=== THE TASK ===
Would you output all the lines below precisely as they stand, leaving each picture out?

=== Data records for software interfaces ===

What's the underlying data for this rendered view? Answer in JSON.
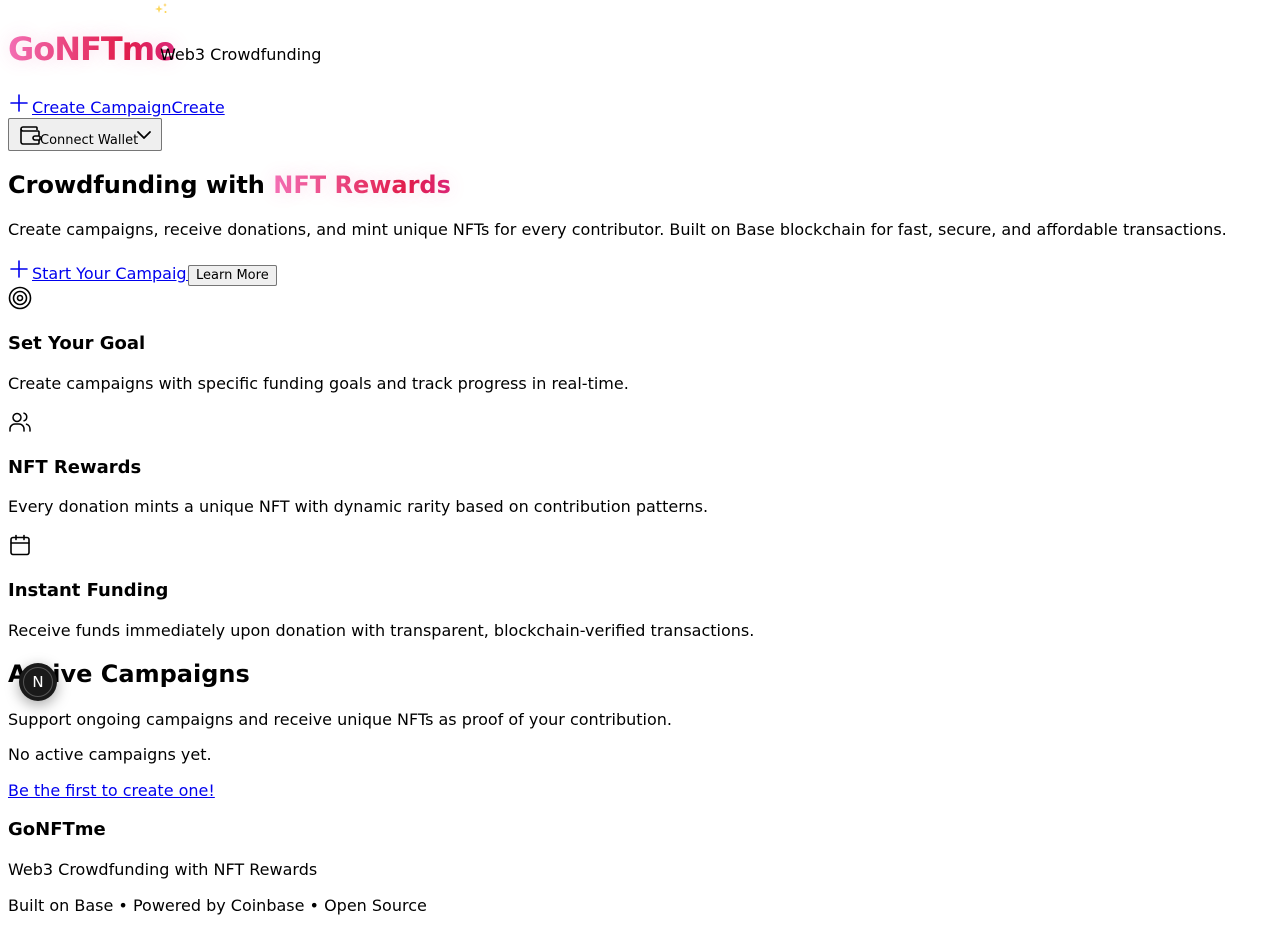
{
  "header": {
    "logo": "GoNFTme",
    "tagline": "Web3 Crowdfunding",
    "nav": {
      "create_campaign_label": "Create Campaign",
      "create_short_label": "Create"
    },
    "wallet": {
      "label": "Connect Wallet"
    }
  },
  "hero": {
    "title_prefix": "Crowdfunding with ",
    "title_accent": "NFT Rewards",
    "subtitle": "Create campaigns, receive donations, and mint unique NFTs for every contributor. Built on Base blockchain for fast, secure, and affordable transactions.",
    "primary_cta": "Start Your Campaign",
    "secondary_cta": "Learn More"
  },
  "features": [
    {
      "icon": "target-icon",
      "title": "Set Your Goal",
      "description": "Create campaigns with specific funding goals and track progress in real-time."
    },
    {
      "icon": "users-icon",
      "title": "NFT Rewards",
      "description": "Every donation mints a unique NFT with dynamic rarity based on contribution patterns."
    },
    {
      "icon": "calendar-icon",
      "title": "Instant Funding",
      "description": "Receive funds immediately upon donation with transparent, blockchain-verified transactions."
    }
  ],
  "campaigns": {
    "title": "Active Campaigns",
    "subtitle": "Support ongoing campaigns and receive unique NFTs as proof of your contribution.",
    "empty_text": "No active campaigns yet.",
    "empty_link": "Be the first to create one!"
  },
  "footer": {
    "brand": "GoNFTme",
    "tagline": "Web3 Crowdfunding with NFT Rewards",
    "credits": "Built on Base • Powered by Coinbase • Open Source"
  },
  "dev_badge": {
    "letter": "N"
  },
  "colors": {
    "accent_start": "#f472b6",
    "accent_end": "#e11d48",
    "link": "#0000ee",
    "sparkle": "#fbbf24"
  }
}
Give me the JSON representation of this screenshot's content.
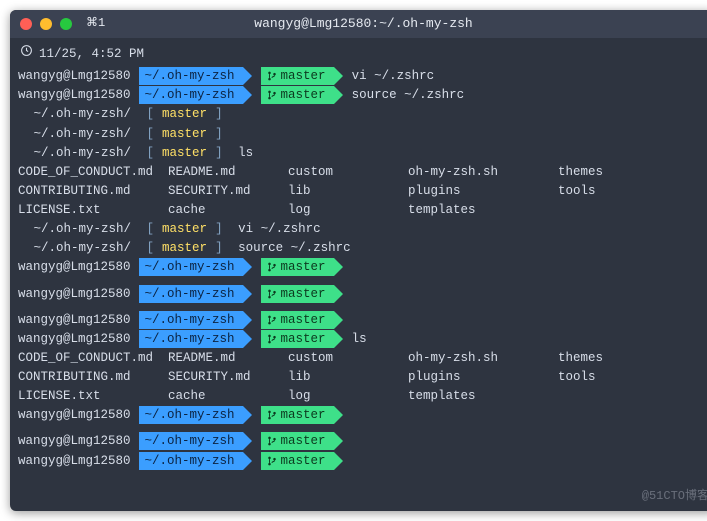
{
  "titlebar": {
    "hint": "⌘1",
    "title": "wangyg@Lmg12580:~/.oh-my-zsh"
  },
  "clock": "11/25, 4:52 PM",
  "host": "wangyg@Lmg12580",
  "seg": {
    "path": "~/.oh-my-zsh",
    "branch": "master"
  },
  "cmds": {
    "vi": "vi ~/.zshrc",
    "src": "source ~/.zshrc",
    "ls": "ls",
    "pvi": " vi ~/.zshrc",
    "psrc": " source ~/.zshrc",
    "pls": " ls"
  },
  "plain": {
    "apple": "",
    "path": " ~/.oh-my-zsh/",
    "lb": " [",
    "rb": "]",
    "branch": "master"
  },
  "ls_rows": [
    [
      "CODE_OF_CONDUCT.md",
      "README.md",
      "custom",
      "oh-my-zsh.sh",
      "themes"
    ],
    [
      "CONTRIBUTING.md",
      "SECURITY.md",
      "lib",
      "plugins",
      "tools"
    ],
    [
      "LICENSE.txt",
      "cache",
      "log",
      "templates",
      ""
    ]
  ],
  "watermark": "@51CTO博客"
}
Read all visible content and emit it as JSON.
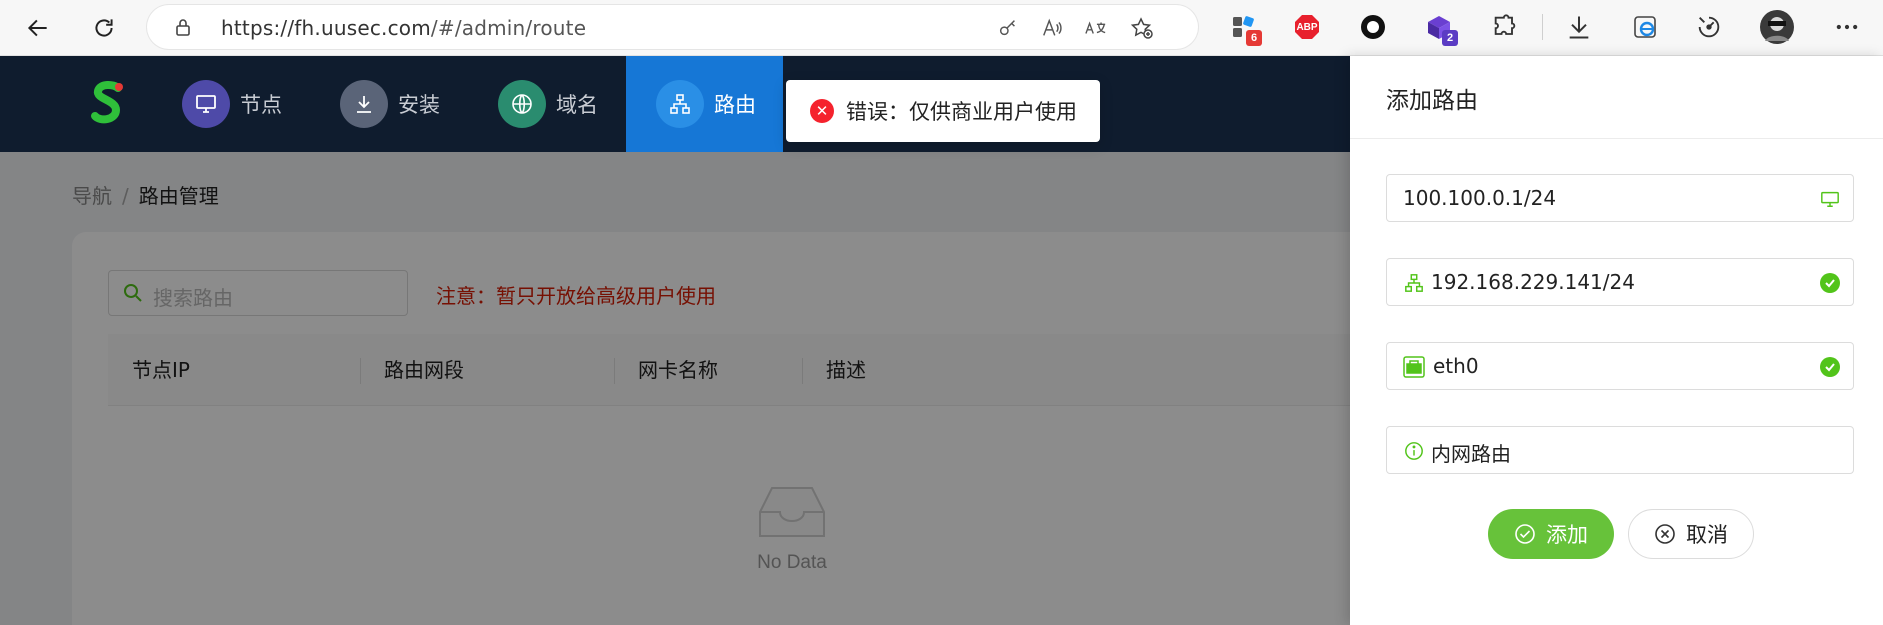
{
  "browser": {
    "url_host": "https://fh.uusec.com",
    "url_path": "/#/admin/route",
    "ext_badges": {
      "collections": "6",
      "extension2": "2"
    },
    "abp_label": "ABP"
  },
  "nav": {
    "items": [
      {
        "label": "节点"
      },
      {
        "label": "安装"
      },
      {
        "label": "域名"
      },
      {
        "label": "路由"
      }
    ],
    "active": "路由"
  },
  "breadcrumb": {
    "root": "导航",
    "current": "路由管理"
  },
  "search": {
    "placeholder": "搜索路由"
  },
  "notice": "注意：暂只开放给高级用户使用",
  "table": {
    "columns": [
      "节点IP",
      "路由网段",
      "网卡名称",
      "描述"
    ],
    "empty_text": "No Data"
  },
  "toast": {
    "message": "错误：仅供商业用户使用",
    "type": "error"
  },
  "drawer": {
    "title": "添加路由",
    "fields": {
      "node_ip": "100.100.0.1/24",
      "subnet": "192.168.229.141/24",
      "interface": "eth0",
      "description": "内网路由"
    },
    "add_label": "添加",
    "cancel_label": "取消"
  },
  "colors": {
    "nav_bg": "#0f1c2e",
    "active": "#1677d6",
    "success": "#52c41a",
    "error": "#f5222d",
    "add_button": "#67c23a"
  }
}
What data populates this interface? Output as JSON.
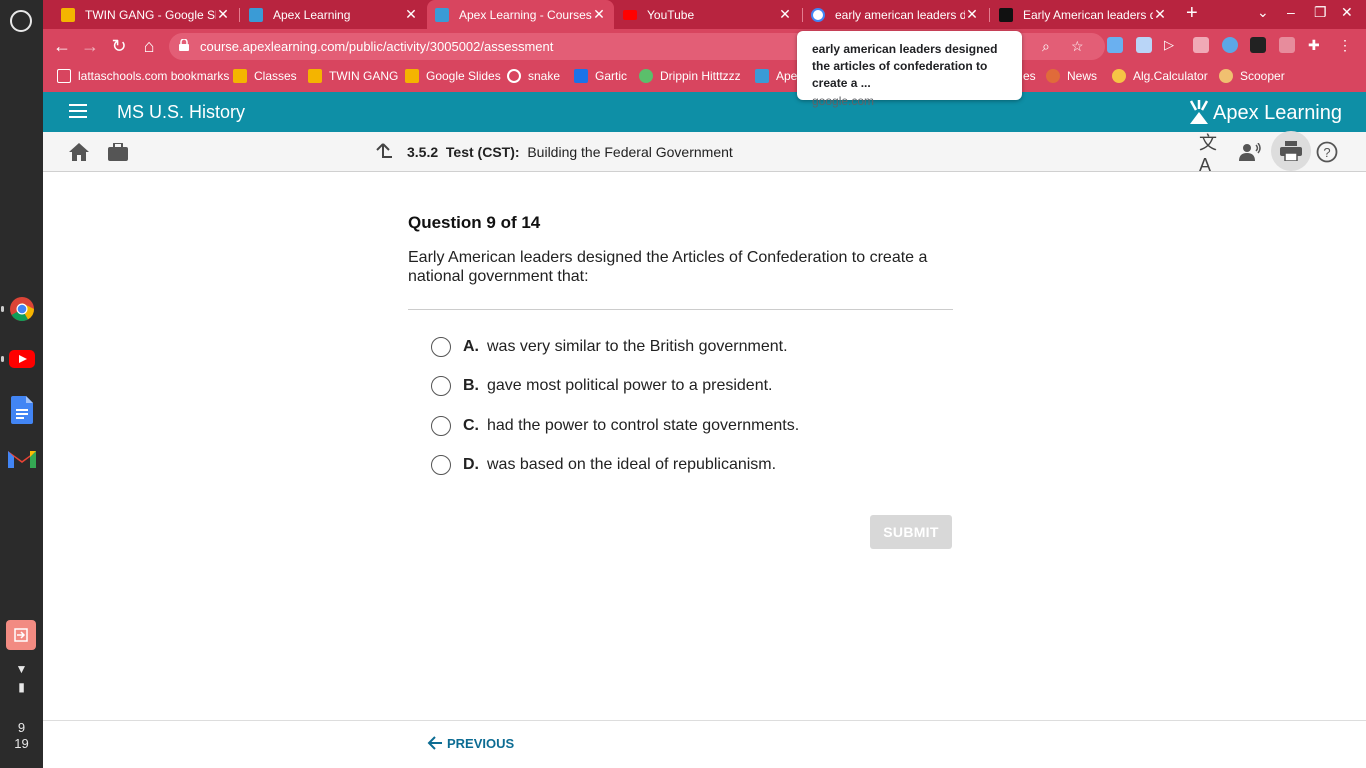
{
  "shelf": {
    "clock_hour": "9",
    "clock_minute": "19",
    "apps": [
      "launcher-icon",
      "chrome-icon",
      "youtube-icon",
      "docs-icon",
      "gmail-icon"
    ]
  },
  "tabs": [
    {
      "title": "TWIN GANG - Google Slides",
      "favicon_color": "#f4b400"
    },
    {
      "title": "Apex Learning",
      "favicon_color": "#3a9bd6"
    },
    {
      "title": "Apex Learning - Courses",
      "favicon_color": "#3a9bd6",
      "active": true
    },
    {
      "title": "YouTube",
      "favicon_color": "#ff0000"
    },
    {
      "title": "early american leaders designed",
      "favicon_color": "#ffffff"
    },
    {
      "title": "Early American leaders designed",
      "favicon_color": "#111111"
    }
  ],
  "toolbar": {
    "url": "course.apexlearning.com/public/activity/3005002/assessment"
  },
  "bookmarks": [
    {
      "label": "lattaschools.com bookmarks",
      "icon": "folder-icon"
    },
    {
      "label": "Classes",
      "icon": "classes-icon"
    },
    {
      "label": "TWIN GANG",
      "icon": "slides-icon"
    },
    {
      "label": "Google Slides",
      "icon": "slides-icon"
    },
    {
      "label": "snake",
      "icon": "google-icon"
    },
    {
      "label": "Gartic",
      "icon": "gartic-icon"
    },
    {
      "label": "Drippin Hitttzzz",
      "icon": "drip-icon"
    },
    {
      "label": "Ape",
      "icon": "apex-icon"
    },
    {
      "label": "es",
      "icon": "folder-icon"
    },
    {
      "label": "News",
      "icon": "news-icon"
    },
    {
      "label": "Alg.Calculator",
      "icon": "calc-icon"
    },
    {
      "label": "Scooper",
      "icon": "scooper-icon"
    }
  ],
  "tooltip": {
    "title": "early american leaders designed the articles of confederation to create a ...",
    "host": "google.com"
  },
  "apex": {
    "course_title": "MS U.S. History",
    "logo_text": "Apex Learning",
    "breadcrumb_code": "3.5.2",
    "breadcrumb_type": "Test (CST):",
    "breadcrumb_title": "Building the Federal Government"
  },
  "question": {
    "number_label": "Question 9 of 14",
    "text": "Early American leaders designed the Articles of Confederation to create a national government that:",
    "choices": [
      {
        "letter": "A.",
        "text": "was very similar to the British government."
      },
      {
        "letter": "B.",
        "text": "gave most political power to a president."
      },
      {
        "letter": "C.",
        "text": "had the power to control state governments."
      },
      {
        "letter": "D.",
        "text": "was based on the ideal of republicanism."
      }
    ],
    "submit_label": "SUBMIT"
  },
  "footer": {
    "previous_label": "PREVIOUS"
  },
  "colors": {
    "browser_theme": "#d8455f",
    "tabstrip": "#b8243f",
    "apex_teal": "#0e8fa6",
    "link_blue": "#0c6c93"
  }
}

=== RESULT ===
What's the underlying data for this rendered view? Answer in JSON.
{
  "header": {
    "logo": "GoNFTme",
    "tagline": "Web3 Crowdfunding",
    "nav": {
      "create_campaign_label": "Create Campaign",
      "create_short_label": "Create"
    },
    "wallet": {
      "label": "Connect Wallet"
    }
  },
  "hero": {
    "title_prefix": "Crowdfunding with ",
    "title_accent": "NFT Rewards",
    "subtitle": "Create campaigns, receive donations, and mint unique NFTs for every contributor. Built on Base blockchain for fast, secure, and affordable transactions.",
    "primary_cta": "Start Your Campaign",
    "secondary_cta": "Learn More"
  },
  "features": [
    {
      "icon": "target-icon",
      "title": "Set Your Goal",
      "description": "Create campaigns with specific funding goals and track progress in real-time."
    },
    {
      "icon": "users-icon",
      "title": "NFT Rewards",
      "description": "Every donation mints a unique NFT with dynamic rarity based on contribution patterns."
    },
    {
      "icon": "calendar-icon",
      "title": "Instant Funding",
      "description": "Receive funds immediately upon donation with transparent, blockchain-verified transactions."
    }
  ],
  "campaigns": {
    "title": "Active Campaigns",
    "subtitle": "Support ongoing campaigns and receive unique NFTs as proof of your contribution.",
    "empty_text": "No active campaigns yet.",
    "empty_link": "Be the first to create one!"
  },
  "footer": {
    "brand": "GoNFTme",
    "tagline": "Web3 Crowdfunding with NFT Rewards",
    "credits": "Built on Base • Powered by Coinbase • Open Source"
  },
  "dev_badge": {
    "letter": "N"
  },
  "colors": {
    "accent_start": "#f472b6",
    "accent_end": "#e11d48",
    "link": "#0000ee",
    "sparkle": "#fbbf24"
  }
}
Give me the JSON representation of this screenshot's content.
{
  "titlebar": {
    "hint": "⌘1",
    "title": "wangyg@Lmg12580:~/.oh-my-zsh"
  },
  "clock": "11/25, 4:52 PM",
  "host": "wangyg@Lmg12580",
  "seg": {
    "path": "~/.oh-my-zsh",
    "branch": "master"
  },
  "cmds": {
    "vi": "vi ~/.zshrc",
    "src": "source ~/.zshrc",
    "ls": "ls",
    "pvi": " vi ~/.zshrc",
    "psrc": " source ~/.zshrc",
    "pls": " ls"
  },
  "plain": {
    "apple": "",
    "path": " ~/.oh-my-zsh/",
    "lb": " [",
    "rb": "]",
    "branch": "master"
  },
  "ls_rows": [
    [
      "CODE_OF_CONDUCT.md",
      "README.md",
      "custom",
      "oh-my-zsh.sh",
      "themes"
    ],
    [
      "CONTRIBUTING.md",
      "SECURITY.md",
      "lib",
      "plugins",
      "tools"
    ],
    [
      "LICENSE.txt",
      "cache",
      "log",
      "templates",
      ""
    ]
  ],
  "watermark": "@51CTO博客"
}
Read all visible content and emit it as JSON.
{
  "browser": {
    "url_host": "https://fh.uusec.com",
    "url_path": "/#/admin/route",
    "ext_badges": {
      "collections": "6",
      "extension2": "2"
    },
    "abp_label": "ABP"
  },
  "nav": {
    "items": [
      {
        "label": "节点"
      },
      {
        "label": "安装"
      },
      {
        "label": "域名"
      },
      {
        "label": "路由"
      }
    ],
    "active": "路由"
  },
  "breadcrumb": {
    "root": "导航",
    "current": "路由管理"
  },
  "search": {
    "placeholder": "搜索路由"
  },
  "notice": "注意：暂只开放给高级用户使用",
  "table": {
    "columns": [
      "节点IP",
      "路由网段",
      "网卡名称",
      "描述"
    ],
    "empty_text": "No Data"
  },
  "toast": {
    "message": "错误：仅供商业用户使用",
    "type": "error"
  },
  "drawer": {
    "title": "添加路由",
    "fields": {
      "node_ip": "100.100.0.1/24",
      "subnet": "192.168.229.141/24",
      "interface": "eth0",
      "description": "内网路由"
    },
    "add_label": "添加",
    "cancel_label": "取消"
  },
  "colors": {
    "nav_bg": "#0f1c2e",
    "active": "#1677d6",
    "success": "#52c41a",
    "error": "#f5222d",
    "add_button": "#67c23a"
  }
}
What data populates this interface? Output as JSON.
{
  "shelf": {
    "clock_hour": "9",
    "clock_minute": "19",
    "apps": [
      "launcher-icon",
      "chrome-icon",
      "youtube-icon",
      "docs-icon",
      "gmail-icon"
    ]
  },
  "tabs": [
    {
      "title": "TWIN GANG - Google Slides",
      "favicon_color": "#f4b400"
    },
    {
      "title": "Apex Learning",
      "favicon_color": "#3a9bd6"
    },
    {
      "title": "Apex Learning - Courses",
      "favicon_color": "#3a9bd6",
      "active": true
    },
    {
      "title": "YouTube",
      "favicon_color": "#ff0000"
    },
    {
      "title": "early american leaders designed",
      "favicon_color": "#ffffff"
    },
    {
      "title": "Early American leaders designed",
      "favicon_color": "#111111"
    }
  ],
  "toolbar": {
    "url": "course.apexlearning.com/public/activity/3005002/assessment"
  },
  "bookmarks": [
    {
      "label": "lattaschools.com bookmarks",
      "icon": "folder-icon"
    },
    {
      "label": "Classes",
      "icon": "classes-icon"
    },
    {
      "label": "TWIN GANG",
      "icon": "slides-icon"
    },
    {
      "label": "Google Slides",
      "icon": "slides-icon"
    },
    {
      "label": "snake",
      "icon": "google-icon"
    },
    {
      "label": "Gartic",
      "icon": "gartic-icon"
    },
    {
      "label": "Drippin Hitttzzz",
      "icon": "drip-icon"
    },
    {
      "label": "Ape",
      "icon": "apex-icon"
    },
    {
      "label": "es",
      "icon": "folder-icon"
    },
    {
      "label": "News",
      "icon": "news-icon"
    },
    {
      "label": "Alg.Calculator",
      "icon": "calc-icon"
    },
    {
      "label": "Scooper",
      "icon": "scooper-icon"
    }
  ],
  "tooltip": {
    "title": "early american leaders designed the articles of confederation to create a ...",
    "host": "google.com"
  },
  "apex": {
    "course_title": "MS U.S. History",
    "logo_text": "Apex Learning",
    "breadcrumb_code": "3.5.2",
    "breadcrumb_type": "Test (CST):",
    "breadcrumb_title": "Building the Federal Government"
  },
  "question": {
    "number_label": "Question 9 of 14",
    "text": "Early American leaders designed the Articles of Confederation to create a national government that:",
    "choices": [
      {
        "letter": "A.",
        "text": "was very similar to the British government."
      },
      {
        "letter": "B.",
        "text": "gave most political power to a president."
      },
      {
        "letter": "C.",
        "text": "had the power to control state governments."
      },
      {
        "letter": "D.",
        "text": "was based on the ideal of republicanism."
      }
    ],
    "submit_label": "SUBMIT"
  },
  "footer": {
    "previous_label": "PREVIOUS"
  },
  "colors": {
    "browser_theme": "#d8455f",
    "tabstrip": "#b8243f",
    "apex_teal": "#0e8fa6",
    "link_blue": "#0c6c93"
  }
}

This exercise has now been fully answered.